Despite alleged incidents of serious police misconduct over the past couple of years, the City Council decided in a 5-2 vote at its Jan. 15 meeting to nix the creation of an official citizen’s police-oversight board.
In a presentation to Council, Asheville Police Chief William Hogan said the issue of citizen oversight is a “bit of a complex topic.” He lobbied against such a board, citing several layers of existing city and independent police oversight and reiterating that state personnel-records laws regarding privacy and other prohibitions would likely render such a board toothless.

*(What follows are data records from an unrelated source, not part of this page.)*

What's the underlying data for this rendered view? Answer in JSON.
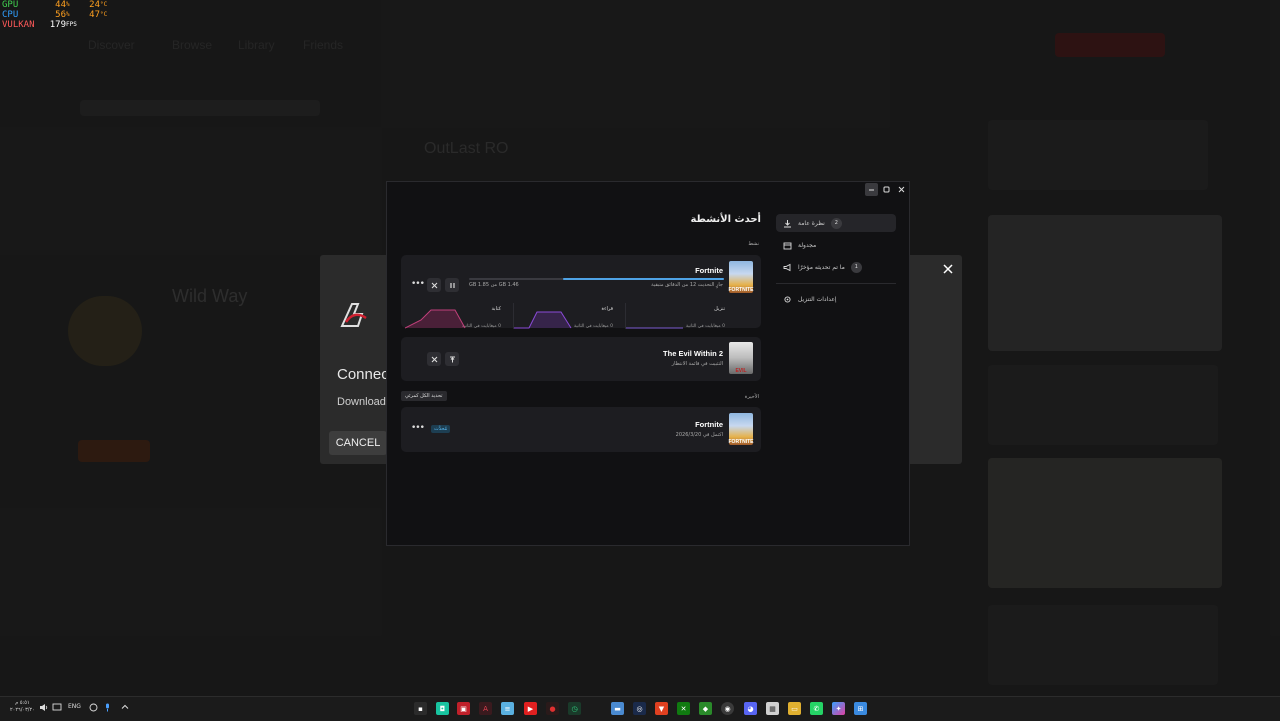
{
  "osd": {
    "rows": [
      {
        "label": "GPU",
        "v1": "44",
        "u1": "%",
        "v2": "24",
        "u2": "°C",
        "color": "#40d050"
      },
      {
        "label": "CPU",
        "v1": "56",
        "u1": "%",
        "v2": "47",
        "u2": "°C",
        "color": "#30a0ff"
      },
      {
        "label": "VULKAN",
        "v1": "179",
        "u1": "FPS",
        "v2": "",
        "u2": "",
        "color": "#ff5a5a"
      }
    ]
  },
  "background": {
    "game_title": "Wild Way",
    "outlast_title": "OutLast RO"
  },
  "back_dialog": {
    "connect_text": "Connec",
    "downloading_text": "Downloadi",
    "cancel_label": "CANCEL",
    "close_icon": "close-icon"
  },
  "window": {
    "title": "أحدث الأنشطة",
    "active_label": "نشط",
    "recent_label": "الأخيرة",
    "clear_all_label": "تحديد الكل كمرئي",
    "nav": [
      {
        "label": "نظرة عامة",
        "icon": "download-icon",
        "badge": "2"
      },
      {
        "label": "مجدولة",
        "icon": "calendar-icon",
        "badge": ""
      },
      {
        "label": "ما تم تحديثه مؤخرًا",
        "icon": "megaphone-icon",
        "badge": "1"
      },
      {
        "label": "إعدادات التنزيل",
        "icon": "gear-icon",
        "badge": ""
      }
    ],
    "active_downloads": [
      {
        "name": "Fortnite",
        "status": "جارٍ التحديث 12 من الدقائق متبقية",
        "size": "GB 1.85 من GB 1.46",
        "progress": 0.63,
        "thumb_label": "FORTNITE",
        "stats": [
          {
            "label": "تنزيل",
            "value": "0 ميغابايت في الثانية"
          },
          {
            "label": "قراءة",
            "value": "0 ميغابايت في الثانية"
          },
          {
            "label": "كتابة",
            "value": "0 ميغابايت في الثانية"
          }
        ]
      },
      {
        "name": "The Evil Within 2",
        "status": "التثبيت في قائمة الانتظار",
        "thumb_label": "EVIL"
      }
    ],
    "recent": [
      {
        "name": "Fortnite",
        "status": "اكتمل في 2026/3/20",
        "tag": "مُحدَّث",
        "thumb_label": "FORTNITE"
      }
    ]
  },
  "taskbar": {
    "lang": "ENG",
    "time": "٥:٥١ م",
    "date": "٢٠٢٦/٠٣/٢٠"
  }
}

The recommendation to maintain the status quo passed on a 5-2 vote, with Council members Brownie Newman and Robin Cape voting against. Both said they had insufficient information from dissenting voices to vote otherwise. Though the group Citizen Awareness Asheville had recently said it would create a board regardless of what the city decided, no members of the group or the general public rose to speak in favor of a city-sanctioned citizens’ board during the discussion — though one woman later in the meeting did rise briefly to say for the record she was in favor of it (see “Who watches the watchers?” Nov. 14, 2007).
One audience member rose in defense of Hogan and the job he has done as police chief. “I would like to know why we need a bunch of civilians watching the police when that’s your job,” Fred English told Council.
Despite the vote, several Council members, including Vice Mayor Jan Davis and Carl Mumpower, both of whom serve on Council’s Public Safety Committee, said more could be done to instill confidence in the police department among the public. Among the steps that might be taken, noted Mumpower, was for the city, the police department and the existing Citizens Police Advisory Committee (which has no oversight authority) to work together and find ways to strengthen the existing citizen-complaint process. Mumpower also suggested that the Public Safety Committee needed to evaluate and possibly strengthen the utility of the existing advisory committee, as well as do a better job of communicating the limitations of citizen oversight under state law. Mumpower also noted the Public Safety Committee should make an effort to meet with groups such as Citizen Awareness Asheville and others “to see how we can better address their issues … and incorporate their concerns into our existing structure.
For the full report on the Council meeting, check out the Jan. 23 issue of Xpress.
— Hal L. Millard, staff writer